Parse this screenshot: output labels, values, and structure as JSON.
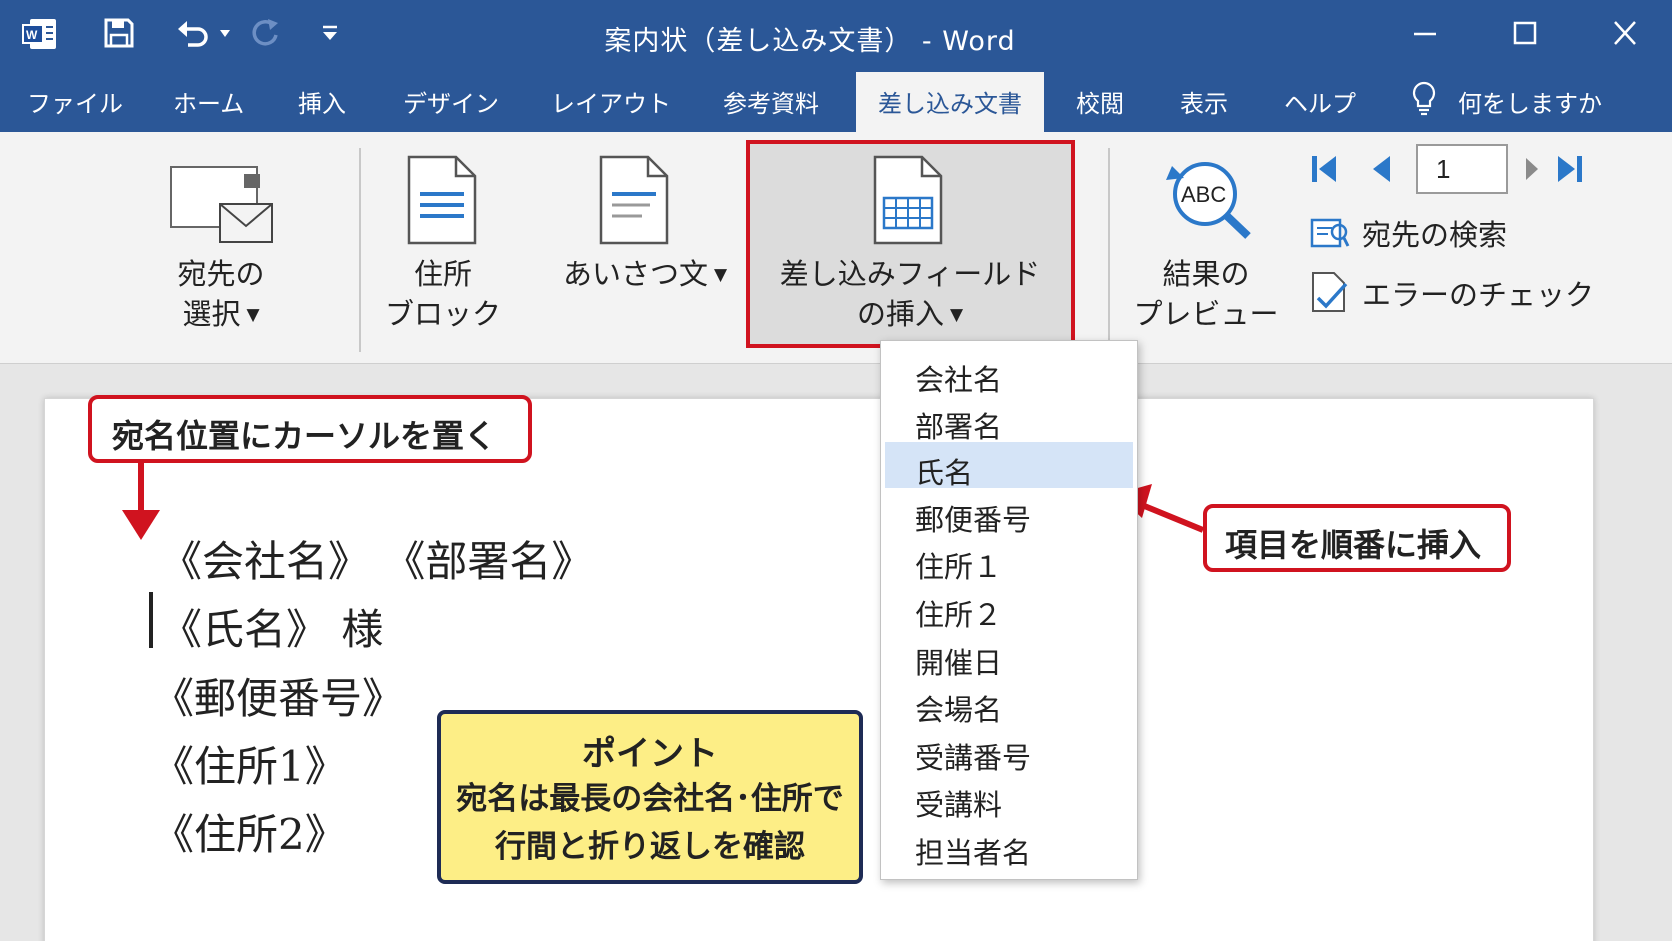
{
  "window": {
    "title": "案内状（差し込み文書） - Word"
  },
  "menu": {
    "tabs": [
      "ファイル",
      "ホーム",
      "挿入",
      "デザイン",
      "レイアウト",
      "参考資料",
      "差し込み文書",
      "校閲",
      "表示",
      "ヘルプ"
    ],
    "active_tab": "差し込み文書",
    "tell_me": "何をしますか"
  },
  "ribbon": {
    "select_recipients": {
      "line1": "宛先の",
      "line2": "選択"
    },
    "address_block": {
      "line1": "住所",
      "line2": "ブロック"
    },
    "greeting_line": "あいさつ文",
    "insert_merge_field": {
      "line1": "差し込みフィールド",
      "line2": "の挿入"
    },
    "preview_results": {
      "line1": "結果の",
      "line2": "プレビュー",
      "icon_text": "ABC"
    },
    "record_number": "1",
    "find_recipient": "宛先の検索",
    "check_errors": "エラーのチェック"
  },
  "dropdown": {
    "items": [
      "会社名",
      "部署名",
      "氏名",
      "郵便番号",
      "住所１",
      "住所２",
      "開催日",
      "会場名",
      "受講番号",
      "受講料",
      "担当者名"
    ],
    "selected": "氏名"
  },
  "document": {
    "lines": [
      "《会社名》 《部署名》",
      "《氏名》 様",
      "《郵便番号》",
      "《住所1》",
      "《住所2》"
    ]
  },
  "callouts": {
    "cursor_note": "宛名位置にカーソルを置く",
    "insert_note": "項目を順番に挿入",
    "point": {
      "title": "ポイント",
      "line1": "宛名は最長の会社名･住所で",
      "line2": "行間と折り返しを確認"
    }
  },
  "colors": {
    "titlebar": "#2b5797",
    "accent_red": "#d0131f",
    "point_bg": "#fdee86",
    "selected_item": "#d5e4f7"
  }
}
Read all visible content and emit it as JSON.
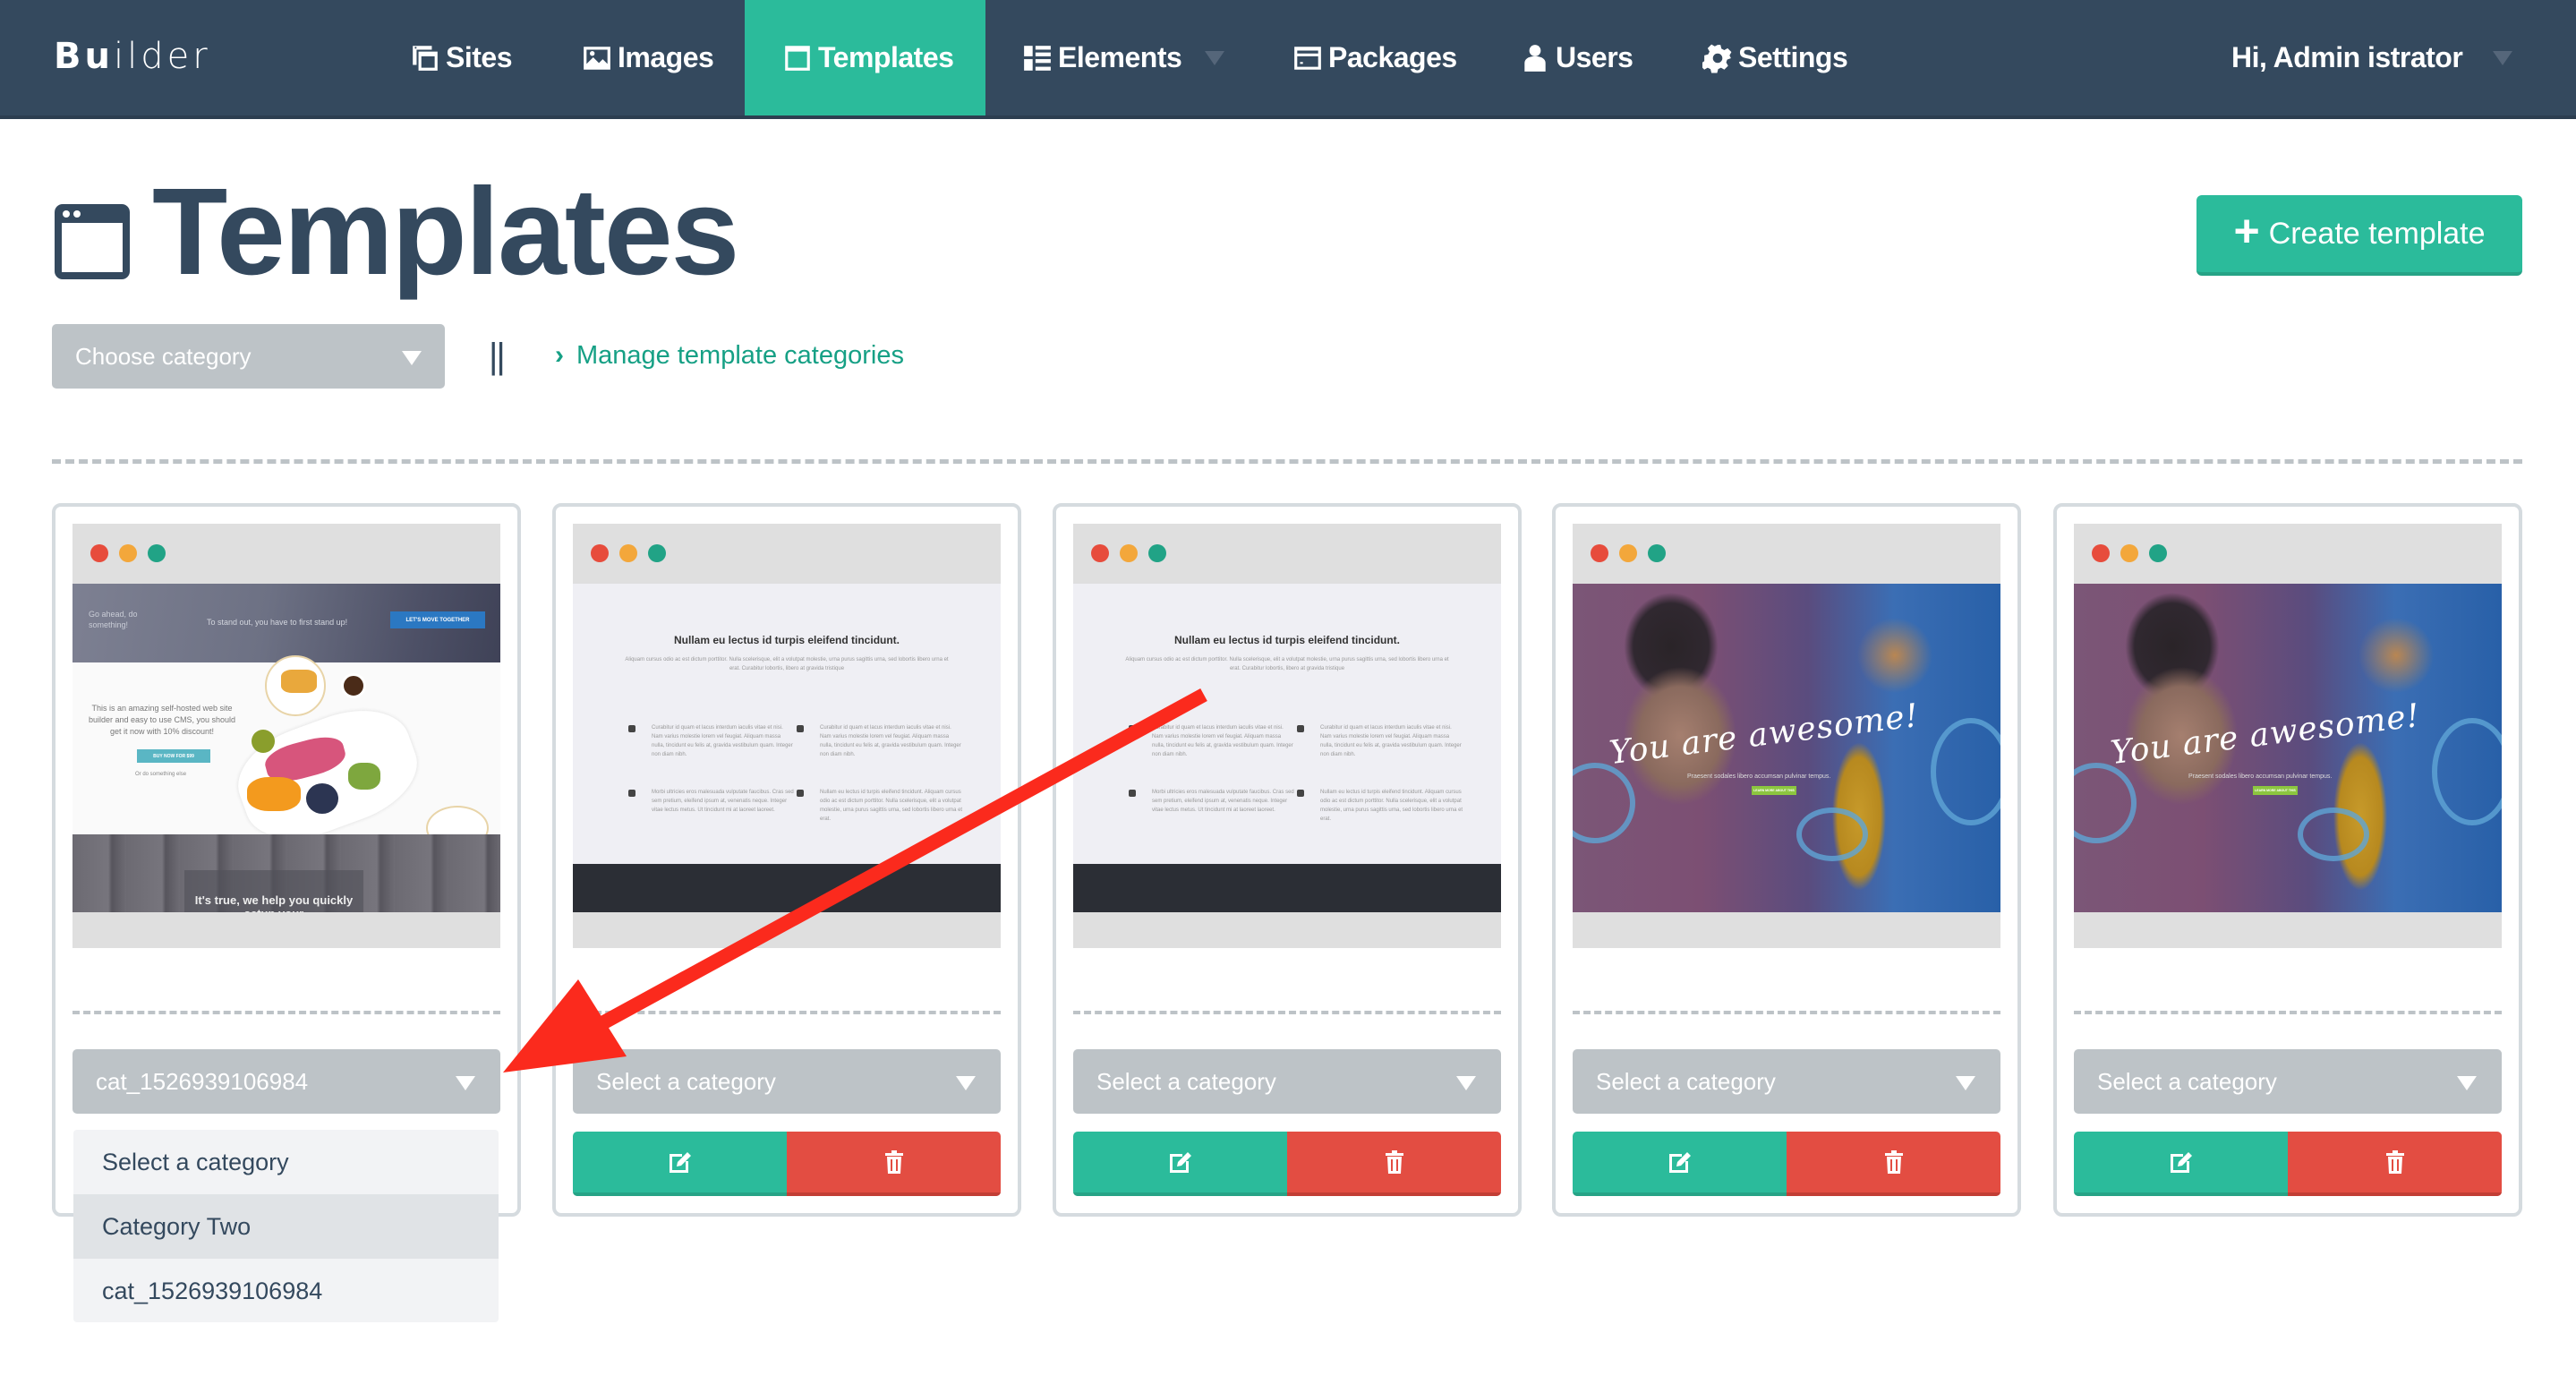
{
  "navbar": {
    "brand_bold": "Bu",
    "brand_rest": "ilder",
    "items": [
      {
        "label": "Sites",
        "icon": "sites-icon"
      },
      {
        "label": "Images",
        "icon": "image-icon"
      },
      {
        "label": "Templates",
        "icon": "window-icon",
        "active": true
      },
      {
        "label": "Elements",
        "icon": "list-icon",
        "has_dropdown": true
      },
      {
        "label": "Packages",
        "icon": "package-icon"
      },
      {
        "label": "Users",
        "icon": "user-icon"
      },
      {
        "label": "Settings",
        "icon": "gear-icon"
      }
    ],
    "user_greeting": "Hi, Admin istrator"
  },
  "header": {
    "title": "Templates",
    "create_button": "Create template",
    "category_filter_placeholder": "Choose category",
    "separator": "||",
    "manage_link": "Manage template categories"
  },
  "colors": {
    "navbar": "#34495e",
    "accent": "#2bbb9b",
    "danger": "#e34d42",
    "link": "#16a085",
    "select_bg": "#bdc3c7"
  },
  "templates": [
    {
      "category": "cat_1526939106984",
      "preview": {
        "top_left_text": "Go ahead, do something!",
        "top_center_text": "To stand out, you have to first stand up!",
        "top_button": "LET'S MOVE TOGETHER",
        "body_text": "This is an amazing self-hosted web site builder and easy to use CMS, you should get it now with 10% discount!",
        "buy_button": "BUY NOW FOR $99",
        "or_text": "Or do something else",
        "bottom_text": "It's true, we help you quickly setup your"
      }
    },
    {
      "category": "Select a category",
      "preview": {
        "heading": "Nullam eu lectus id turpis eleifend tincidunt.",
        "paragraph": "Aliquam cursus odio ac est dictum porttitor. Nulla scelerisque, elit a volutpat molestie, urna purus sagittis urna, sed lobortis libero urna et erat. Curabitur lobortis, libero at gravida tristique",
        "features": [
          "Curabitur id quam et lacus interdum iaculis vitae et nisi. Nam varius molestie lorem vel feugiat. Aliquam massa nulla, tincidunt eu felis at, gravida vestibulum quam. Integer non diam nibh.",
          "Curabitur id quam et lacus interdum iaculis vitae et nisi. Nam varius molestie lorem vel feugiat. Aliquam massa nulla, tincidunt eu felis at, gravida vestibulum quam. Integer non diam nibh.",
          "Morbi ultricies eros malesuada vulputate faucibus. Cras sed sem pretium, eleifend ipsum at, venenatis neque. Integer vitae lectus metus. Ut tincidunt mi at laoreet laoreet.",
          "Nullam eu lectus id turpis eleifend tincidunt. Aliquam cursus odio ac est dictum porttitor. Nulla scelerisque, elit a volutpat molestie, urna purus sagittis urna, sed lobortis libero urna et erat."
        ]
      }
    },
    {
      "category": "Select a category",
      "preview": {
        "heading": "Nullam eu lectus id turpis eleifend tincidunt.",
        "paragraph": "Aliquam cursus odio ac est dictum porttitor. Nulla scelerisque, elit a volutpat molestie, urna purus sagittis urna, sed lobortis libero urna et erat. Curabitur lobortis, libero at gravida tristique",
        "features": [
          "Curabitur id quam et lacus interdum iaculis vitae et nisi. Nam varius molestie lorem vel feugiat. Aliquam massa nulla, tincidunt eu felis at, gravida vestibulum quam. Integer non diam nibh.",
          "Curabitur id quam et lacus interdum iaculis vitae et nisi. Nam varius molestie lorem vel feugiat. Aliquam massa nulla, tincidunt eu felis at, gravida vestibulum quam. Integer non diam nibh.",
          "Morbi ultricies eros malesuada vulputate faucibus. Cras sed sem pretium, eleifend ipsum at, venenatis neque. Integer vitae lectus metus. Ut tincidunt mi at laoreet laoreet.",
          "Nullam eu lectus id turpis eleifend tincidunt. Aliquam cursus odio ac est dictum porttitor. Nulla scelerisque, elit a volutpat molestie, urna purus sagittis urna, sed lobortis libero urna et erat."
        ]
      }
    },
    {
      "category": "Select a category",
      "preview": {
        "headline": "You are awesome!",
        "subtext": "Praesent sodales libero accumsan pulvinar tempus.",
        "button": "LEARN MORE ABOUT THIS"
      }
    },
    {
      "category": "Select a category",
      "preview": {
        "headline": "You are awesome!",
        "subtext": "Praesent sodales libero accumsan pulvinar tempus.",
        "button": "LEARN MORE ABOUT THIS"
      }
    }
  ],
  "open_dropdown": {
    "options": [
      "Select a category",
      "Category Two",
      "cat_1526939106984"
    ],
    "highlighted": "Category Two"
  }
}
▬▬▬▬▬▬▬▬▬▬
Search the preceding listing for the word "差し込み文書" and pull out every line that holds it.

**Final answer:**
    "title": "案内状（差し込み文書） - Word"
      "差し込み文書",
    "active_tab": "差し込み文書",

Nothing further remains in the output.